ABOUT THIS EXERCISE -
Every line that contains the word "Show" should be copied from the records below.

INPUT -
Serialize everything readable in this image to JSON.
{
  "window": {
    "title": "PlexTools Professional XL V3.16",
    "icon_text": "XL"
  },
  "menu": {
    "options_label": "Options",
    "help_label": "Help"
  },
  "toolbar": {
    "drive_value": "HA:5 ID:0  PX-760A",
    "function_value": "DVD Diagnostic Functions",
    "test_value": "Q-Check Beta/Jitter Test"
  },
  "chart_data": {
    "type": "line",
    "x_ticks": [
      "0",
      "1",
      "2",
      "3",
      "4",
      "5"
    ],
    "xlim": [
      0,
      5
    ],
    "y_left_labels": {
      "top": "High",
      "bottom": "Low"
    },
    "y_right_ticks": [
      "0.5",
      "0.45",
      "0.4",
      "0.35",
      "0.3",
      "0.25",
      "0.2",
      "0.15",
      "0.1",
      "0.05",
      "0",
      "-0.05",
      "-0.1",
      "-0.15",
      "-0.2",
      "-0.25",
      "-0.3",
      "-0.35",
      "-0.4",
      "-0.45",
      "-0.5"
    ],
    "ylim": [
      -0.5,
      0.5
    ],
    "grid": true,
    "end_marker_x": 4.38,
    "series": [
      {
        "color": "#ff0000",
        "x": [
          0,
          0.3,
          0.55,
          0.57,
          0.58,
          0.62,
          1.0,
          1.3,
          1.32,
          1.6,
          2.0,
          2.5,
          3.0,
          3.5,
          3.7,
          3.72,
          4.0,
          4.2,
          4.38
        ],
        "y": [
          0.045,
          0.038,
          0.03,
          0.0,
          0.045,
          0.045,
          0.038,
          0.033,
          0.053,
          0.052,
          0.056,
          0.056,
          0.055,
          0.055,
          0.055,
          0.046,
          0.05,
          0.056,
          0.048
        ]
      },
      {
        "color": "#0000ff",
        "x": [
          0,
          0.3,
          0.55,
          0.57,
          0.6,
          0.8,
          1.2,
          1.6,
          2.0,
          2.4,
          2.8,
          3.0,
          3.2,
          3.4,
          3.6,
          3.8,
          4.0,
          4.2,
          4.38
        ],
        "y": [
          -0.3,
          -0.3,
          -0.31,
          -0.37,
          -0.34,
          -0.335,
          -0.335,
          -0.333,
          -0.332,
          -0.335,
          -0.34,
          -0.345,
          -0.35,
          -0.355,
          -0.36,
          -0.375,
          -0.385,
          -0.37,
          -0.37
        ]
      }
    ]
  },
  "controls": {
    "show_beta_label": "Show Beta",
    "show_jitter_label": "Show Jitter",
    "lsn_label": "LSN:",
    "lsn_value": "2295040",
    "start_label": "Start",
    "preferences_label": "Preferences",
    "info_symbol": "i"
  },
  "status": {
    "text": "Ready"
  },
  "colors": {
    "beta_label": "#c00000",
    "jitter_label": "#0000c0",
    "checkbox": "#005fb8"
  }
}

ANSWER TO THIS EXERCISE -
    "show_beta_label": "Show Beta",
    "show_jitter_label": "Show Jitter",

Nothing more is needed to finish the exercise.